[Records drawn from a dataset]
Segment Open
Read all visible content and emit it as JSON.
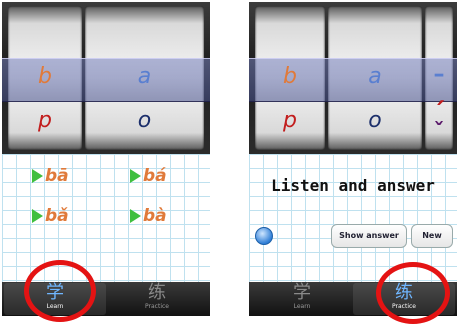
{
  "left_screen": {
    "picker": {
      "column1": {
        "selected": "b",
        "next": "p"
      },
      "column2": {
        "selected": "a",
        "next": "o"
      }
    },
    "syllables": [
      "bā",
      "bá",
      "bǎ",
      "bà"
    ],
    "tabs": [
      {
        "glyph": "学",
        "label": "Learn",
        "active": true
      },
      {
        "glyph": "练",
        "label": "Practice",
        "active": false
      }
    ]
  },
  "right_screen": {
    "picker": {
      "column1": {
        "selected": "b",
        "next": "p"
      },
      "column2": {
        "selected": "a",
        "next": "o"
      },
      "column3": {
        "selected": "–",
        "next": "ˊ",
        "below": "ˇ"
      }
    },
    "prompt": "Listen and answer",
    "buttons": {
      "show_answer": "Show answer",
      "new": "New"
    },
    "tabs": [
      {
        "glyph": "学",
        "label": "Learn",
        "active": false
      },
      {
        "glyph": "练",
        "label": "Practice",
        "active": true
      }
    ]
  },
  "colors": {
    "highlight_ring": "#e41313",
    "initial": "#e07a3a",
    "final": "#5a7fd0",
    "play": "#3fbf3f"
  }
}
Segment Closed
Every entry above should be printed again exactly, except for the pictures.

Read all visible content and emit it as JSON.
{
  "left_screen": {
    "picker": {
      "column1": {
        "selected": "b",
        "next": "p"
      },
      "column2": {
        "selected": "a",
        "next": "o"
      }
    },
    "syllables": [
      "bā",
      "bá",
      "bǎ",
      "bà"
    ],
    "tabs": [
      {
        "glyph": "学",
        "label": "Learn",
        "active": true
      },
      {
        "glyph": "练",
        "label": "Practice",
        "active": false
      }
    ]
  },
  "right_screen": {
    "picker": {
      "column1": {
        "selected": "b",
        "next": "p"
      },
      "column2": {
        "selected": "a",
        "next": "o"
      },
      "column3": {
        "selected": "–",
        "next": "ˊ",
        "below": "ˇ"
      }
    },
    "prompt": "Listen and answer",
    "buttons": {
      "show_answer": "Show answer",
      "new": "New"
    },
    "tabs": [
      {
        "glyph": "学",
        "label": "Learn",
        "active": false
      },
      {
        "glyph": "练",
        "label": "Practice",
        "active": true
      }
    ]
  },
  "colors": {
    "highlight_ring": "#e41313",
    "initial": "#e07a3a",
    "final": "#5a7fd0",
    "play": "#3fbf3f"
  }
}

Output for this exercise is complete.